When they returned home, Rosie started looking “super sleepy,” said Howell, who assumed her puppy was tired because they had taken a two-hour walk that morning.
Rosie was oblivious to anything and anybody for about an hour and, when the pooch woke up, Howell noticed Rosie had urinated on herself, something the puppy hadn’t done in months. When Rosie tried to stand up, she fell over.
“She was hiding from us, she wouldn’t come near us for a while,” said Howell. “It was scary to see a puppy like that.”
Howell was particularly concerned because she'd had a previous 14-year-old lab put down because of a stroke when the animal exhibited similar symptoms.
“[Rosie] looked exactly like that.”
After consulting her regular vet clinic and a veterinarian friend by phone, she took Rosie to the Central Emergency Clinic on Roderick Avenue in Coquitlam.
To her surprise, the vet said to Howell, “'I suspect it’s marijuana poisoning. I’m pretty sure it is. We have lots of dogs with this.'”
Testing confirmed the diagnosis and Rosie was given intravenous fluids and kept overnight, at a cost of more than $800. By the time Howell picked up Rosie Monday morning, the puppy was fine.
The receptionist told Howell pets often ingest marijuana in parks, on school grounds and hiking trails. It’s not just from pooches finding their owner’s stashes, she said. (Howell recalled finding a golf ball-sized bag of pot while walking Rosie at Ranch Park elementary earlier this year.)
Central veterinarian Peter Bassi said the clinic gets two or three such cases a week, sometimes more. In fact, on the night of Rosie’s stay, there was another case in the clinic.
“It’s not always the ingestion of the marijuana, it’s the smoking in the environment. Second-hand smoke can make them fairly high,” said Bassi.
He cited an incident where the owners smoked pot in their basement suite while the dog was outside on the porch inhaling the rising fumes.
“The dog was fairly high and they were surprised it was the same marijuana fumes that they had inhaled,” said Bassi.
He noted the keen sense of smell dogs have can often get them in trouble, especially when out for walks in areas where kids are known to sneak a toke.
“They get attracted to this very easily because it’s a different smell to them, and they get their nose down and all of a sudden they get high on their own,” said Bassi. “It could be fatal if the ingestion is more than what they can handle because they don’t know how much to eat or not to eat.”
Before cannabis was legalized last month, he said, pet owners were “very protective” when presented with the diagnosis of marijuana poisoning, saying they didn’t know how their pet ingested it. But Bassi also said it is quite common for pets to get poisoned while out for a walk.
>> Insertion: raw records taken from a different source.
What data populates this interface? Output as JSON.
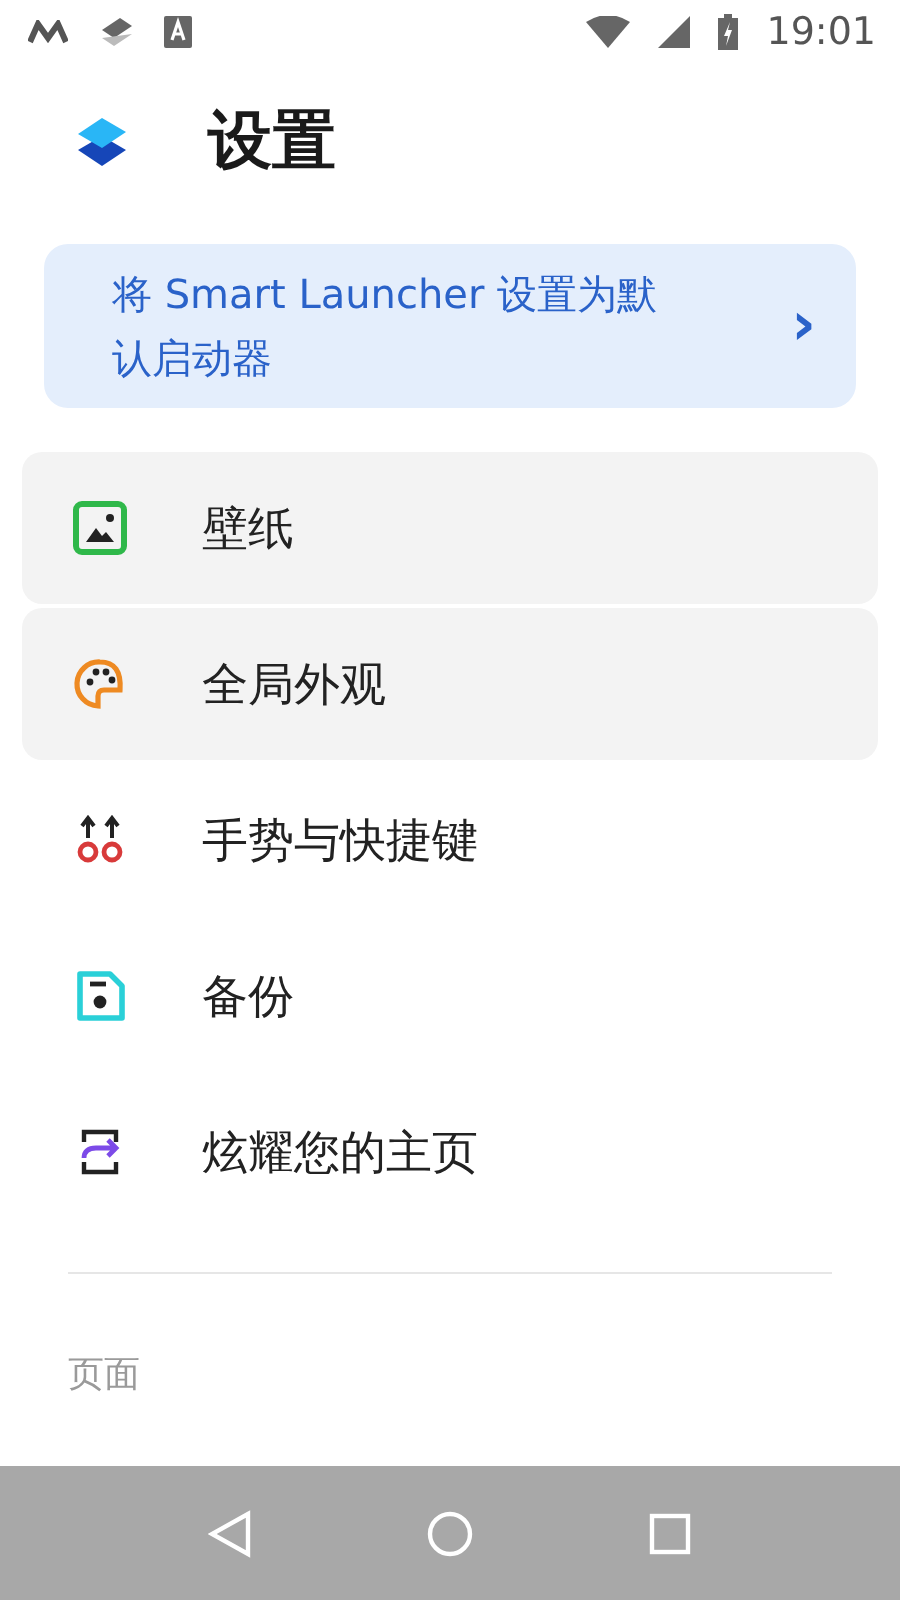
{
  "status_bar": {
    "time": "19:01"
  },
  "header": {
    "title": "设置"
  },
  "banner": {
    "text": "将 Smart Launcher 设置为默认启动器",
    "chevron": "›"
  },
  "menu": [
    {
      "kind": "wallpaper",
      "label": "壁纸",
      "highlighted": true
    },
    {
      "kind": "palette",
      "label": "全局外观",
      "highlighted": true
    },
    {
      "kind": "gestures",
      "label": "手势与快捷键",
      "highlighted": false
    },
    {
      "kind": "backup",
      "label": "备份",
      "highlighted": false
    },
    {
      "kind": "share",
      "label": "炫耀您的主页",
      "highlighted": false
    }
  ],
  "section": {
    "title": "页面"
  }
}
“We always tell people if you live in an area for a few months, you get a feel for where the kids hang out and go to smoke, and try not to take your dog in that area because there are tons of other places that are considered clean and people don’t smoke in that area,” said Bassi.
He also advised walking dogs in the daytime so owners can see if their pet ingests something.
According to the website petpoisonhelpline.com, “clinical signs [of marijuana poisoning] can be seen within minutes to hours depending on how the pet was exposed (inhalation versus ingestion). Classic signs of poisoning include a dazed expression, glassy eyes, incoordination, slow response times, and dribbling urine. Vomiting and drooling are also common, despite marijuana’s anti-nausea effects. Other signs include changes in heart rate, vocalization, neurological stimulation, hyperactivity, or coma."